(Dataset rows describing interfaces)
= = = = =

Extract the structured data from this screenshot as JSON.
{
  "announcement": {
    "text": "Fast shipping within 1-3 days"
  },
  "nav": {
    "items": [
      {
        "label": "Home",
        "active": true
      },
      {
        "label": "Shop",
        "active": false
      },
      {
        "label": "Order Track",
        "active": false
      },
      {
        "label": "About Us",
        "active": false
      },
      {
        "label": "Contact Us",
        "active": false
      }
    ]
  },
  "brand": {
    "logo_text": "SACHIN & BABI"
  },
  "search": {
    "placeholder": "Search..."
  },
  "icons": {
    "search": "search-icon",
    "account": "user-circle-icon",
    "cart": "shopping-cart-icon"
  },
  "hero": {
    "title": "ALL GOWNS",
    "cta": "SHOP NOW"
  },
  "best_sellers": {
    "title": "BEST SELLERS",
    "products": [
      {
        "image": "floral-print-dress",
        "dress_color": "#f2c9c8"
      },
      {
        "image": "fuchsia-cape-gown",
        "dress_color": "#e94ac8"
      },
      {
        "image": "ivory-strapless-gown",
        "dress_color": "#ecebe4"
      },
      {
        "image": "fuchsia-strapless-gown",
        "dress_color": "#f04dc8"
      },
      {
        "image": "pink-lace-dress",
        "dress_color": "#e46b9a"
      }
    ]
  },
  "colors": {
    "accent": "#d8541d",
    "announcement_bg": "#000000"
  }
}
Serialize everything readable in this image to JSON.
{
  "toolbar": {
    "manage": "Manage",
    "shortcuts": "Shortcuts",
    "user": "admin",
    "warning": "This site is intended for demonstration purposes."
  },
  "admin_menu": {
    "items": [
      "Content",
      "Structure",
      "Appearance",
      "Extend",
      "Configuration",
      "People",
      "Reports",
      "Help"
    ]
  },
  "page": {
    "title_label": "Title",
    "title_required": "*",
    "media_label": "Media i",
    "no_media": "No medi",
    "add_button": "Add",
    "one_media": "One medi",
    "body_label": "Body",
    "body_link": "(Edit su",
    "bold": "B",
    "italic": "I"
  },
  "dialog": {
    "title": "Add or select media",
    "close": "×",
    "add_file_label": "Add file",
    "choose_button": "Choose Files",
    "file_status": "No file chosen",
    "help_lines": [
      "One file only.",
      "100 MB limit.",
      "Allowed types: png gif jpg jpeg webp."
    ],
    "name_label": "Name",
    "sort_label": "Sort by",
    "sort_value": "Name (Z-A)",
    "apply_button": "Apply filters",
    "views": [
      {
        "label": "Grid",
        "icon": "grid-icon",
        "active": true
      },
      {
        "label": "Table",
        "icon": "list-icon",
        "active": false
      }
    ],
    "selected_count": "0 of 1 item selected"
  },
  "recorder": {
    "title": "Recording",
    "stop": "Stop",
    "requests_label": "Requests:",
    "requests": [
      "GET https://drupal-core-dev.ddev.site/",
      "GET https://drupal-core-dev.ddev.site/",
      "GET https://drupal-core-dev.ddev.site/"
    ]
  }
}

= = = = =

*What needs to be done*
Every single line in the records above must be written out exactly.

*Output for this task*
Extract the structured data from this screenshot as JSON.
{
  "announcement": {
    "text": "Fast shipping within 1-3 days"
  },
  "nav": {
    "items": [
      {
        "label": "Home",
        "active": true
      },
      {
        "label": "Shop",
        "active": false
      },
      {
        "label": "Order Track",
        "active": false
      },
      {
        "label": "About Us",
        "active": false
      },
      {
        "label": "Contact Us",
        "active": false
      }
    ]
  },
  "brand": {
    "logo_text": "SACHIN & BABI"
  },
  "search": {
    "placeholder": "Search..."
  },
  "icons": {
    "search": "search-icon",
    "account": "user-circle-icon",
    "cart": "shopping-cart-icon"
  },
  "hero": {
    "title": "ALL GOWNS",
    "cta": "SHOP NOW"
  },
  "best_sellers": {
    "title": "BEST SELLERS",
    "products": [
      {
        "image": "floral-print-dress",
        "dress_color": "#f2c9c8"
      },
      {
        "image": "fuchsia-cape-gown",
        "dress_color": "#e94ac8"
      },
      {
        "image": "ivory-strapless-gown",
        "dress_color": "#ecebe4"
      },
      {
        "image": "fuchsia-strapless-gown",
        "dress_color": "#f04dc8"
      },
      {
        "image": "pink-lace-dress",
        "dress_color": "#e46b9a"
      }
    ]
  },
  "colors": {
    "accent": "#d8541d",
    "announcement_bg": "#000000"
  }
}
Serialize everything readable in this image to JSON.
{
  "toolbar": {
    "manage": "Manage",
    "shortcuts": "Shortcuts",
    "user": "admin",
    "warning": "This site is intended for demonstration purposes."
  },
  "admin_menu": {
    "items": [
      "Content",
      "Structure",
      "Appearance",
      "Extend",
      "Configuration",
      "People",
      "Reports",
      "Help"
    ]
  },
  "page": {
    "title_label": "Title",
    "title_required": "*",
    "media_label": "Media i",
    "no_media": "No medi",
    "add_button": "Add",
    "one_media": "One medi",
    "body_label": "Body",
    "body_link": "(Edit su",
    "bold": "B",
    "italic": "I"
  },
  "dialog": {
    "title": "Add or select media",
    "close": "×",
    "add_file_label": "Add file",
    "choose_button": "Choose Files",
    "file_status": "No file chosen",
    "help_lines": [
      "One file only.",
      "100 MB limit.",
      "Allowed types: png gif jpg jpeg webp."
    ],
    "name_label": "Name",
    "sort_label": "Sort by",
    "sort_value": "Name (Z-A)",
    "apply_button": "Apply filters",
    "views": [
      {
        "label": "Grid",
        "icon": "grid-icon",
        "active": true
      },
      {
        "label": "Table",
        "icon": "list-icon",
        "active": false
      }
    ],
    "selected_count": "0 of 1 item selected"
  },
  "recorder": {
    "title": "Recording",
    "stop": "Stop",
    "requests_label": "Requests:",
    "requests": [
      "GET https://drupal-core-dev.ddev.site/",
      "GET https://drupal-core-dev.ddev.site/",
      "GET https://drupal-core-dev.ddev.site/"
    ]
  }
}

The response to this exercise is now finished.